• [Your instructions]
The listing below must be repeated word for word, without its pictures.

◇ ◇ ◇ ◇ ◇ ◇ ◇

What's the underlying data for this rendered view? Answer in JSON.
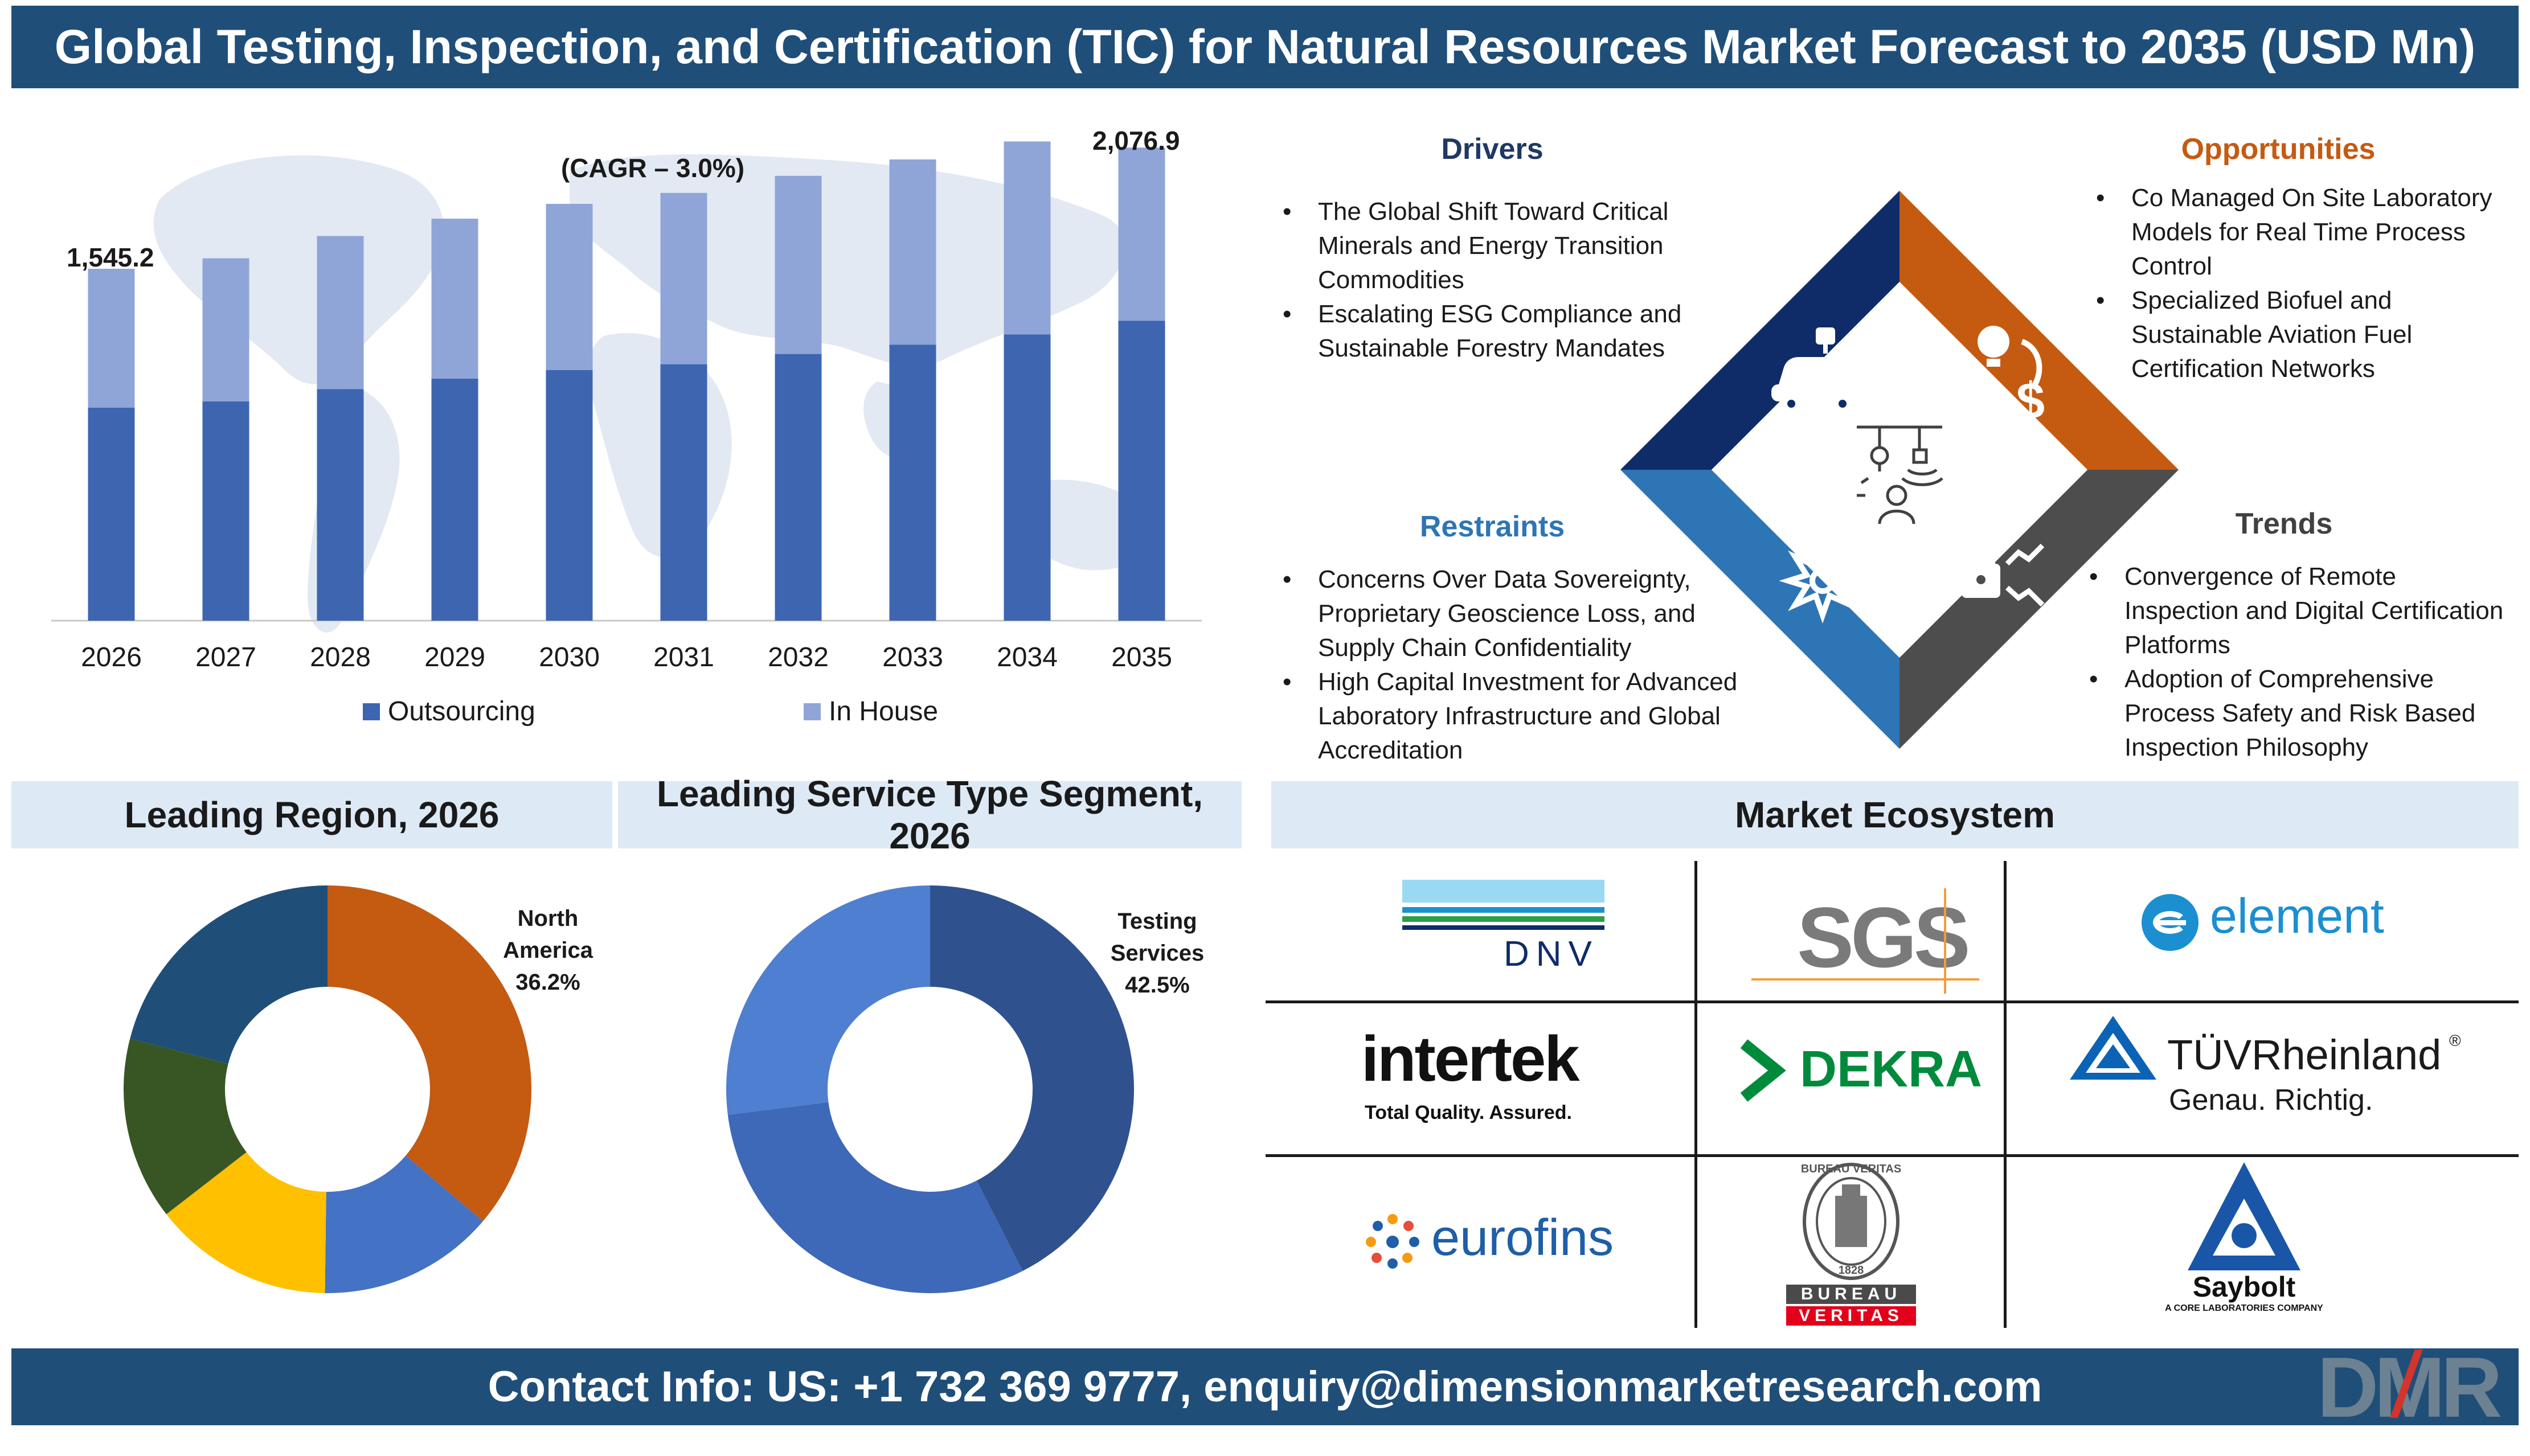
{
  "title": "Global Testing, Inspection, and Certification (TIC) for Natural Resources Market Forecast to 2035 (USD Mn)",
  "chart_data": [
    {
      "type": "bar",
      "stacked": true,
      "categories": [
        "2026",
        "2027",
        "2028",
        "2029",
        "2030",
        "2031",
        "2032",
        "2033",
        "2034",
        "2035"
      ],
      "series": [
        {
          "name": "Outsourcing",
          "values": [
            935,
            963,
            1017,
            1063,
            1100,
            1126,
            1171,
            1212,
            1257,
            1317
          ],
          "color": "#3d65b0"
        },
        {
          "name": "In House",
          "values": [
            610,
            628,
            672,
            702,
            730,
            752,
            782,
            813,
            847,
            760
          ],
          "color": "#8fa5d8"
        }
      ],
      "annotations": [
        {
          "text": "1,545.2",
          "category": "2026"
        },
        {
          "text": "2,076.9",
          "category": "2035"
        },
        {
          "text": "(CAGR – 3.0%)"
        }
      ],
      "ylim": [
        0,
        2300
      ],
      "grid": false,
      "legend": "bottom"
    },
    {
      "type": "pie",
      "title": "Leading Region, 2026",
      "donut": true,
      "slices": [
        {
          "label": "North America",
          "value": 36.2,
          "color": "#c55a11",
          "display": "36.2%"
        },
        {
          "label": "",
          "value": 14.0,
          "color": "#4472c4"
        },
        {
          "label": "",
          "value": 14.3,
          "color": "#ffc000"
        },
        {
          "label": "",
          "value": 14.5,
          "color": "#375623"
        },
        {
          "label": "",
          "value": 21.0,
          "color": "#1f4e79"
        }
      ]
    },
    {
      "type": "pie",
      "title": "Leading Service Type Segment, 2026",
      "donut": true,
      "slices": [
        {
          "label": "Testing Services",
          "value": 42.5,
          "color": "#2f528f",
          "display": "42.5%"
        },
        {
          "label": "",
          "value": 30.5,
          "color": "#3e68b8"
        },
        {
          "label": "",
          "value": 27.0,
          "color": "#4f7fd0"
        }
      ]
    }
  ],
  "drivers": {
    "title": "Drivers",
    "items": [
      "The Global Shift Toward Critical Minerals and Energy Transition Commodities",
      "Escalating ESG Compliance and Sustainable Forestry Mandates"
    ]
  },
  "opportunities": {
    "title": "Opportunities",
    "items": [
      "Co Managed On Site Laboratory Models for Real Time Process Control",
      "Specialized Biofuel and Sustainable Aviation Fuel Certification Networks"
    ]
  },
  "restraints": {
    "title": "Restraints",
    "items": [
      "Concerns Over Data Sovereignty, Proprietary Geoscience Loss, and Supply Chain Confidentiality",
      "High Capital Investment for Advanced Laboratory Infrastructure and Global Accreditation"
    ]
  },
  "trends": {
    "title": "Trends",
    "items": [
      "Convergence of Remote Inspection and Digital Certification Platforms",
      "Adoption of Comprehensive Process Safety and Risk Based Inspection Philosophy"
    ]
  },
  "sections": {
    "region": "Leading Region, 2026",
    "service": "Leading Service Type Segment, 2026",
    "ecosystem": "Market Ecosystem"
  },
  "region_label": {
    "line1": "North",
    "line2": "America",
    "pct": "36.2%"
  },
  "service_label": {
    "line1": "Testing",
    "line2": "Services",
    "pct": "42.5%"
  },
  "logos": {
    "dnv": "DNV",
    "sgs": "SGS",
    "element": "element",
    "intertek": "intertek",
    "intertek_tag": "Total Quality. Assured.",
    "dekra": "DEKRA",
    "tuv": "TÜVRheinland",
    "tuv_reg": "®",
    "tuv_tag": "Genau. Richtig.",
    "eurofins": "eurofins",
    "bv_top": "BUREAU",
    "bv_bottom": "VERITAS",
    "bv_ring": "BUREAU VERITAS",
    "bv_year": "1828",
    "saybolt": "Saybolt",
    "saybolt_tag": "A CORE LABORATORIES COMPANY"
  },
  "footer": "Contact Info: US: +1 732 369 9777, enquiry@dimensionmarketresearch.com",
  "brand": "DMR",
  "colors": {
    "navy": "#1f4e79",
    "drivers_title": "#1f3864",
    "opportunities_title": "#c55a11",
    "restraints_title": "#2e75b6",
    "trends_title": "#404040",
    "quad_navy": "#0f2c69",
    "quad_orange": "#c55a11",
    "quad_blue": "#2e75b6",
    "quad_gray": "#4d4d4d"
  },
  "icons": [
    "car-robot-icon",
    "lightbulb-dollar-icon",
    "gear-flower-icon",
    "lock-trend-icon",
    "center-analysis-icon",
    "dmr-logo-icon"
  ]
}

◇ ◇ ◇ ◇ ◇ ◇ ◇

• [Answer to the exercise]
What's the underlying data for this rendered view? Answer in JSON.
{
  "title": "Global Testing, Inspection, and Certification (TIC) for Natural Resources Market Forecast to 2035 (USD Mn)",
  "chart_data": [
    {
      "type": "bar",
      "stacked": true,
      "categories": [
        "2026",
        "2027",
        "2028",
        "2029",
        "2030",
        "2031",
        "2032",
        "2033",
        "2034",
        "2035"
      ],
      "series": [
        {
          "name": "Outsourcing",
          "values": [
            935,
            963,
            1017,
            1063,
            1100,
            1126,
            1171,
            1212,
            1257,
            1317
          ],
          "color": "#3d65b0"
        },
        {
          "name": "In House",
          "values": [
            610,
            628,
            672,
            702,
            730,
            752,
            782,
            813,
            847,
            760
          ],
          "color": "#8fa5d8"
        }
      ],
      "annotations": [
        {
          "text": "1,545.2",
          "category": "2026"
        },
        {
          "text": "2,076.9",
          "category": "2035"
        },
        {
          "text": "(CAGR – 3.0%)"
        }
      ],
      "ylim": [
        0,
        2300
      ],
      "grid": false,
      "legend": "bottom"
    },
    {
      "type": "pie",
      "title": "Leading Region, 2026",
      "donut": true,
      "slices": [
        {
          "label": "North America",
          "value": 36.2,
          "color": "#c55a11",
          "display": "36.2%"
        },
        {
          "label": "",
          "value": 14.0,
          "color": "#4472c4"
        },
        {
          "label": "",
          "value": 14.3,
          "color": "#ffc000"
        },
        {
          "label": "",
          "value": 14.5,
          "color": "#375623"
        },
        {
          "label": "",
          "value": 21.0,
          "color": "#1f4e79"
        }
      ]
    },
    {
      "type": "pie",
      "title": "Leading Service Type Segment, 2026",
      "donut": true,
      "slices": [
        {
          "label": "Testing Services",
          "value": 42.5,
          "color": "#2f528f",
          "display": "42.5%"
        },
        {
          "label": "",
          "value": 30.5,
          "color": "#3e68b8"
        },
        {
          "label": "",
          "value": 27.0,
          "color": "#4f7fd0"
        }
      ]
    }
  ],
  "drivers": {
    "title": "Drivers",
    "items": [
      "The Global Shift Toward Critical Minerals and Energy Transition Commodities",
      "Escalating ESG Compliance and Sustainable Forestry Mandates"
    ]
  },
  "opportunities": {
    "title": "Opportunities",
    "items": [
      "Co Managed On Site Laboratory Models for Real Time Process Control",
      "Specialized Biofuel and Sustainable Aviation Fuel Certification Networks"
    ]
  },
  "restraints": {
    "title": "Restraints",
    "items": [
      "Concerns Over Data Sovereignty, Proprietary Geoscience Loss, and Supply Chain Confidentiality",
      "High Capital Investment for Advanced Laboratory Infrastructure and Global Accreditation"
    ]
  },
  "trends": {
    "title": "Trends",
    "items": [
      "Convergence of Remote Inspection and Digital Certification Platforms",
      "Adoption of Comprehensive Process Safety and Risk Based Inspection Philosophy"
    ]
  },
  "sections": {
    "region": "Leading Region, 2026",
    "service": "Leading Service Type Segment, 2026",
    "ecosystem": "Market Ecosystem"
  },
  "region_label": {
    "line1": "North",
    "line2": "America",
    "pct": "36.2%"
  },
  "service_label": {
    "line1": "Testing",
    "line2": "Services",
    "pct": "42.5%"
  },
  "logos": {
    "dnv": "DNV",
    "sgs": "SGS",
    "element": "element",
    "intertek": "intertek",
    "intertek_tag": "Total Quality. Assured.",
    "dekra": "DEKRA",
    "tuv": "TÜVRheinland",
    "tuv_reg": "®",
    "tuv_tag": "Genau. Richtig.",
    "eurofins": "eurofins",
    "bv_top": "BUREAU",
    "bv_bottom": "VERITAS",
    "bv_ring": "BUREAU VERITAS",
    "bv_year": "1828",
    "saybolt": "Saybolt",
    "saybolt_tag": "A CORE LABORATORIES COMPANY"
  },
  "footer": "Contact Info: US: +1 732 369 9777, enquiry@dimensionmarketresearch.com",
  "brand": "DMR",
  "colors": {
    "navy": "#1f4e79",
    "drivers_title": "#1f3864",
    "opportunities_title": "#c55a11",
    "restraints_title": "#2e75b6",
    "trends_title": "#404040",
    "quad_navy": "#0f2c69",
    "quad_orange": "#c55a11",
    "quad_blue": "#2e75b6",
    "quad_gray": "#4d4d4d"
  },
  "icons": [
    "car-robot-icon",
    "lightbulb-dollar-icon",
    "gear-flower-icon",
    "lock-trend-icon",
    "center-analysis-icon",
    "dmr-logo-icon"
  ]
}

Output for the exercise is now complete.